Trustee Emeritus Ben W. Heineman Sr., a nationally respected business leader and successful corporate lawyer, died Aug. 5 at the age of 98.
Heineman led the Chicago and Northwestern Railway and later the holding company, Northwest Industries, for nearly 30 years. He was credited for being an innovator in the industry and leader in improving commuter rail service in Chicago.
In the public sector, he received appointments at the local, state and national levels, and served as an adviser to Mayor Richard J. Daley, Gov. Adlai E. Stevenson and President Lyndon B. Johnson.
He was chairman of the White House Conference on Civil Rights (1966); chair of the President’s Task Force on Government Organizations from 1966 to 1967 and chair of the President’s Commission in Income Maintenance programs in 1968.
Heineman worked on Stevenson’s presidential campaign as a speechwriter and investigated cigarette fraud in 1951 for Stevenson when he was governor. He was chair of the Chicago Civil Rights Summit Conference on Fair Housing (1966), and chair of the Illinois Board of Higher Education (1962-69).
Born to Walter Benjamin and Elsie Brunswick Heineman in Wausau, Wis., he attended the University of Michigan from 1930 to 1933 and graduated at the top of his class from Northwestern Law School in 1936.
He joined the University Board in 1964, became a Life Trustee in 1981 and Emeritus Trustee in 2007. He was a life trustee of the Art Institute of Chicago, the Chicago Symphony Orchestra and the Chicago Lyric Opera.
He was married for nearly 75 years to Natalie Goldstein Heineman, who died in 2010. The couple were active supporters of UChicago, particularly the Laboratory Schools.

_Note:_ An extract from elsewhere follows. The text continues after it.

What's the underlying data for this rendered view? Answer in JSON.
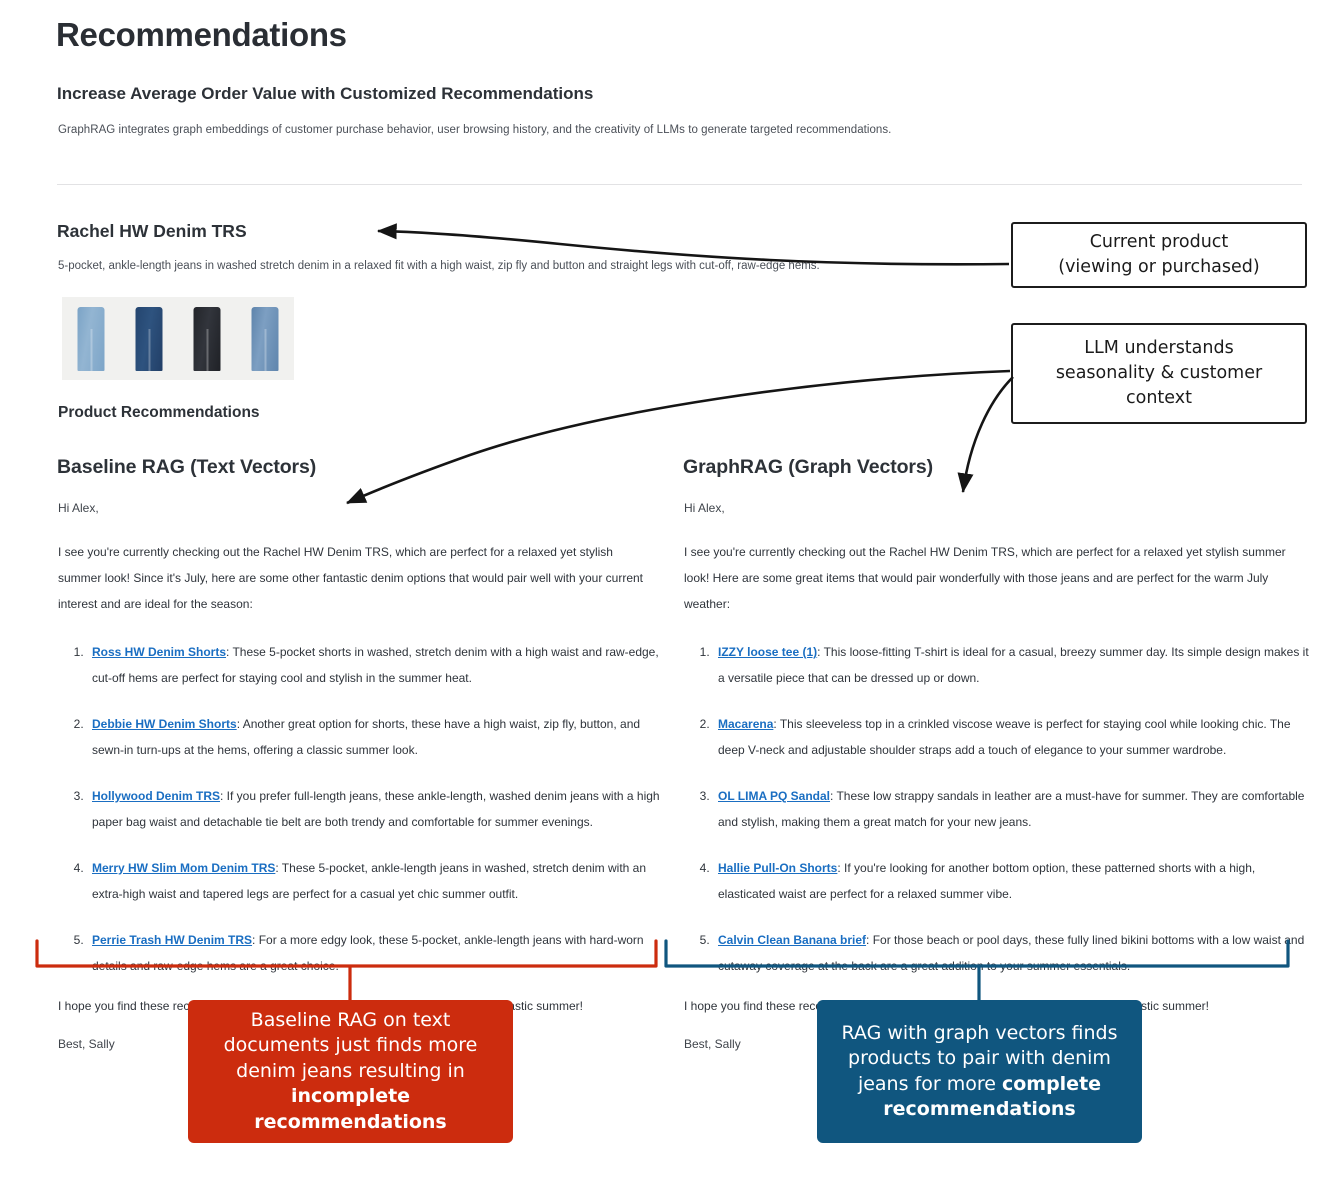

Heineman is survived by his children, Ben W. Heineman Jr. and Martha Heineman Pieper; six grandchildren; and two great-grandchildren.